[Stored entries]
--*--

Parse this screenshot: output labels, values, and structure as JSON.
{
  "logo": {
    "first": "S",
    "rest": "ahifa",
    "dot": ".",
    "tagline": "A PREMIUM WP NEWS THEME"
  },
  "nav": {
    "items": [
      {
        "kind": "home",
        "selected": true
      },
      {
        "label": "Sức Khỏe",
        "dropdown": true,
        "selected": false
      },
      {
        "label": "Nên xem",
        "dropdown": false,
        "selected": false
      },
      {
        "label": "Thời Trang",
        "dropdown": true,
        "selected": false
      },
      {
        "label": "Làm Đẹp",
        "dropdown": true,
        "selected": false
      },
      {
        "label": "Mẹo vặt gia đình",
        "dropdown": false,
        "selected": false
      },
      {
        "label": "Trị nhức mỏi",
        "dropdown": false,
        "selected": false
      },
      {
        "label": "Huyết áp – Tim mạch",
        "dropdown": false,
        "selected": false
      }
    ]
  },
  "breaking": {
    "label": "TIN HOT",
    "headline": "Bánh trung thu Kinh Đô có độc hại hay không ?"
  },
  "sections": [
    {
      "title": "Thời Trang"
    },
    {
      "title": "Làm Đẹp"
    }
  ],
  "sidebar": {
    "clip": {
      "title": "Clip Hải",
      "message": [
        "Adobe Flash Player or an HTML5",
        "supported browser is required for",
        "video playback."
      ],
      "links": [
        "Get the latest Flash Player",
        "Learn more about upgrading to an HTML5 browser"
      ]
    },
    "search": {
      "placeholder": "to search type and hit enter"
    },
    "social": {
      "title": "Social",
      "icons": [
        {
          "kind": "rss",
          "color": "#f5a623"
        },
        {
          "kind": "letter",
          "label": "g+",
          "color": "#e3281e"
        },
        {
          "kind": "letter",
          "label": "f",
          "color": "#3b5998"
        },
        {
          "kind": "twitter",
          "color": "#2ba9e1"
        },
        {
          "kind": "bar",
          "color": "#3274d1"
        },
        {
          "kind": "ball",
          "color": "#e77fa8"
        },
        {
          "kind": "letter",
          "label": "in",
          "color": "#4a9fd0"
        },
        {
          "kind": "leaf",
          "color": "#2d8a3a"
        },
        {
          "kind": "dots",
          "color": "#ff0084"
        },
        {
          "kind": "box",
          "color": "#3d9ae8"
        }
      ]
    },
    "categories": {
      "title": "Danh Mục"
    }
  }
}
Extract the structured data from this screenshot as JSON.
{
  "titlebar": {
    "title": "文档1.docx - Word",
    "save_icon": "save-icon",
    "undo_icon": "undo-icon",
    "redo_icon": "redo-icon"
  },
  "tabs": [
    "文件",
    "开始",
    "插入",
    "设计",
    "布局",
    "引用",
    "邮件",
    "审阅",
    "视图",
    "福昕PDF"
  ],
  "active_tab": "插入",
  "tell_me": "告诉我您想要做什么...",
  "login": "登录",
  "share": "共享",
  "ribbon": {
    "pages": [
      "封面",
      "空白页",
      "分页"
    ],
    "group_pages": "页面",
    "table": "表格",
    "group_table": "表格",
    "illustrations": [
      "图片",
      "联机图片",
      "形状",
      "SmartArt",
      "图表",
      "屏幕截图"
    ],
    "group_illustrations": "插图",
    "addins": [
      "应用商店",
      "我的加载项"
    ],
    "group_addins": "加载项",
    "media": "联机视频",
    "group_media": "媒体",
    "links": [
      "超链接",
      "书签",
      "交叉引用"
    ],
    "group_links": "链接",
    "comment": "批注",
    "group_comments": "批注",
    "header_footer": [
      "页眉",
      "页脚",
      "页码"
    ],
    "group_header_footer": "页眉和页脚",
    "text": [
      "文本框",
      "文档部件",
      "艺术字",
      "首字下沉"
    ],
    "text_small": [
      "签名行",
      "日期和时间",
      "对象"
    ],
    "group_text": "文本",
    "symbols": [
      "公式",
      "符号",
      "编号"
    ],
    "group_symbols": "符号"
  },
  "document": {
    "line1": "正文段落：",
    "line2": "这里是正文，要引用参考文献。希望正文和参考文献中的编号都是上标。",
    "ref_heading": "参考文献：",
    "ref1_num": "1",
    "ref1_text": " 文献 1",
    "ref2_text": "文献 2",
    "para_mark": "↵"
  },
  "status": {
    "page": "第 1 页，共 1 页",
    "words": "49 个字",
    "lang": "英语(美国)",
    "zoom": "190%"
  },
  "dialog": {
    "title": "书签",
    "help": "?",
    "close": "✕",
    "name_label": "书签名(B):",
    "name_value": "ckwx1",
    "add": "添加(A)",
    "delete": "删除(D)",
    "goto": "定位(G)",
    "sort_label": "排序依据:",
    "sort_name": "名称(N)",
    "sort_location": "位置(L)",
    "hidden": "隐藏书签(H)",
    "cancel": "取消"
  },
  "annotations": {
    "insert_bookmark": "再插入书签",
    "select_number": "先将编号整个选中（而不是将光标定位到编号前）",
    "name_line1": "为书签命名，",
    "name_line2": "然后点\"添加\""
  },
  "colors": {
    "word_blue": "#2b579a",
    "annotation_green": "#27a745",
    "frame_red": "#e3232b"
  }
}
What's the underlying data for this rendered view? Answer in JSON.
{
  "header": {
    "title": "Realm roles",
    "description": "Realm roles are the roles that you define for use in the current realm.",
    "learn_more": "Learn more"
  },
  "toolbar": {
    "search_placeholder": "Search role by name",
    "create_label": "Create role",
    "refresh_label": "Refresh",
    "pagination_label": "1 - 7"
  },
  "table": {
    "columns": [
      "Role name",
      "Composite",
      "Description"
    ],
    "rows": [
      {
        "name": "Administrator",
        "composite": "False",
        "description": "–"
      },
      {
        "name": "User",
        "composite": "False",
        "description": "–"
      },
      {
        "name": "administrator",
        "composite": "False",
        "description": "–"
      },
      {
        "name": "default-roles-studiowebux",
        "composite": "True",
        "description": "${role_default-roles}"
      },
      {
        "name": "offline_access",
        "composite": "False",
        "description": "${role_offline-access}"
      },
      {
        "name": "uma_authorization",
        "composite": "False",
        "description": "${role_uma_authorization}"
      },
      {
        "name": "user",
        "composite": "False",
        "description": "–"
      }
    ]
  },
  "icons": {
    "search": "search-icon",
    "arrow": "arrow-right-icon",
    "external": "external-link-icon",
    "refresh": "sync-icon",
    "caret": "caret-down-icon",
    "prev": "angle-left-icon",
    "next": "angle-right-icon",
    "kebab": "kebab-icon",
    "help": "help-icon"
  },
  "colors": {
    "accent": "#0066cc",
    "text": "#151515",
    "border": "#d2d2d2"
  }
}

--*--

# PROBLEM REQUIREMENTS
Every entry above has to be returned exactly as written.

# EXERCISE ANSWER
Parse this screenshot: output labels, values, and structure as JSON.
{
  "logo": {
    "first": "S",
    "rest": "ahifa",
    "dot": ".",
    "tagline": "A PREMIUM WP NEWS THEME"
  },
  "nav": {
    "items": [
      {
        "kind": "home",
        "selected": true
      },
      {
        "label": "Sức Khỏe",
        "dropdown": true,
        "selected": false
      },
      {
        "label": "Nên xem",
        "dropdown": false,
        "selected": false
      },
      {
        "label": "Thời Trang",
        "dropdown": true,
        "selected": false
      },
      {
        "label": "Làm Đẹp",
        "dropdown": true,
        "selected": false
      },
      {
        "label": "Mẹo vặt gia đình",
        "dropdown": false,
        "selected": false
      },
      {
        "label": "Trị nhức mỏi",
        "dropdown": false,
        "selected": false
      },
      {
        "label": "Huyết áp – Tim mạch",
        "dropdown": false,
        "selected": false
      }
    ]
  },
  "breaking": {
    "label": "TIN HOT",
    "headline": "Bánh trung thu Kinh Đô có độc hại hay không ?"
  },
  "sections": [
    {
      "title": "Thời Trang"
    },
    {
      "title": "Làm Đẹp"
    }
  ],
  "sidebar": {
    "clip": {
      "title": "Clip Hải",
      "message": [
        "Adobe Flash Player or an HTML5",
        "supported browser is required for",
        "video playback."
      ],
      "links": [
        "Get the latest Flash Player",
        "Learn more about upgrading to an HTML5 browser"
      ]
    },
    "search": {
      "placeholder": "to search type and hit enter"
    },
    "social": {
      "title": "Social",
      "icons": [
        {
          "kind": "rss",
          "color": "#f5a623"
        },
        {
          "kind": "letter",
          "label": "g+",
          "color": "#e3281e"
        },
        {
          "kind": "letter",
          "label": "f",
          "color": "#3b5998"
        },
        {
          "kind": "twitter",
          "color": "#2ba9e1"
        },
        {
          "kind": "bar",
          "color": "#3274d1"
        },
        {
          "kind": "ball",
          "color": "#e77fa8"
        },
        {
          "kind": "letter",
          "label": "in",
          "color": "#4a9fd0"
        },
        {
          "kind": "leaf",
          "color": "#2d8a3a"
        },
        {
          "kind": "dots",
          "color": "#ff0084"
        },
        {
          "kind": "box",
          "color": "#3d9ae8"
        }
      ]
    },
    "categories": {
      "title": "Danh Mục"
    }
  }
}
Extract the structured data from this screenshot as JSON.
{
  "titlebar": {
    "title": "文档1.docx - Word",
    "save_icon": "save-icon",
    "undo_icon": "undo-icon",
    "redo_icon": "redo-icon"
  },
  "tabs": [
    "文件",
    "开始",
    "插入",
    "设计",
    "布局",
    "引用",
    "邮件",
    "审阅",
    "视图",
    "福昕PDF"
  ],
  "active_tab": "插入",
  "tell_me": "告诉我您想要做什么...",
  "login": "登录",
  "share": "共享",
  "ribbon": {
    "pages": [
      "封面",
      "空白页",
      "分页"
    ],
    "group_pages": "页面",
    "table": "表格",
    "group_table": "表格",
    "illustrations": [
      "图片",
      "联机图片",
      "形状",
      "SmartArt",
      "图表",
      "屏幕截图"
    ],
    "group_illustrations": "插图",
    "addins": [
      "应用商店",
      "我的加载项"
    ],
    "group_addins": "加载项",
    "media": "联机视频",
    "group_media": "媒体",
    "links": [
      "超链接",
      "书签",
      "交叉引用"
    ],
    "group_links": "链接",
    "comment": "批注",
    "group_comments": "批注",
    "header_footer": [
      "页眉",
      "页脚",
      "页码"
    ],
    "group_header_footer": "页眉和页脚",
    "text": [
      "文本框",
      "文档部件",
      "艺术字",
      "首字下沉"
    ],
    "text_small": [
      "签名行",
      "日期和时间",
      "对象"
    ],
    "group_text": "文本",
    "symbols": [
      "公式",
      "符号",
      "编号"
    ],
    "group_symbols": "符号"
  },
  "document": {
    "line1": "正文段落：",
    "line2": "这里是正文，要引用参考文献。希望正文和参考文献中的编号都是上标。",
    "ref_heading": "参考文献：",
    "ref1_num": "1",
    "ref1_text": " 文献 1",
    "ref2_text": "文献 2",
    "para_mark": "↵"
  },
  "status": {
    "page": "第 1 页，共 1 页",
    "words": "49 个字",
    "lang": "英语(美国)",
    "zoom": "190%"
  },
  "dialog": {
    "title": "书签",
    "help": "?",
    "close": "✕",
    "name_label": "书签名(B):",
    "name_value": "ckwx1",
    "add": "添加(A)",
    "delete": "删除(D)",
    "goto": "定位(G)",
    "sort_label": "排序依据:",
    "sort_name": "名称(N)",
    "sort_location": "位置(L)",
    "hidden": "隐藏书签(H)",
    "cancel": "取消"
  },
  "annotations": {
    "insert_bookmark": "再插入书签",
    "select_number": "先将编号整个选中（而不是将光标定位到编号前）",
    "name_line1": "为书签命名，",
    "name_line2": "然后点\"添加\""
  },
  "colors": {
    "word_blue": "#2b579a",
    "annotation_green": "#27a745",
    "frame_red": "#e3232b"
  }
}
What's the underlying data for this rendered view? Answer in JSON.
{
  "header": {
    "title": "Realm roles",
    "description": "Realm roles are the roles that you define for use in the current realm.",
    "learn_more": "Learn more"
  },
  "toolbar": {
    "search_placeholder": "Search role by name",
    "create_label": "Create role",
    "refresh_label": "Refresh",
    "pagination_label": "1 - 7"
  },
  "table": {
    "columns": [
      "Role name",
      "Composite",
      "Description"
    ],
    "rows": [
      {
        "name": "Administrator",
        "composite": "False",
        "description": "–"
      },
      {
        "name": "User",
        "composite": "False",
        "description": "–"
      },
      {
        "name": "administrator",
        "composite": "False",
        "description": "–"
      },
      {
        "name": "default-roles-studiowebux",
        "composite": "True",
        "description": "${role_default-roles}"
      },
      {
        "name": "offline_access",
        "composite": "False",
        "description": "${role_offline-access}"
      },
      {
        "name": "uma_authorization",
        "composite": "False",
        "description": "${role_uma_authorization}"
      },
      {
        "name": "user",
        "composite": "False",
        "description": "–"
      }
    ]
  },
  "icons": {
    "search": "search-icon",
    "arrow": "arrow-right-icon",
    "external": "external-link-icon",
    "refresh": "sync-icon",
    "caret": "caret-down-icon",
    "prev": "angle-left-icon",
    "next": "angle-right-icon",
    "kebab": "kebab-icon",
    "help": "help-icon"
  },
  "colors": {
    "accent": "#0066cc",
    "text": "#151515",
    "border": "#d2d2d2"
  }
}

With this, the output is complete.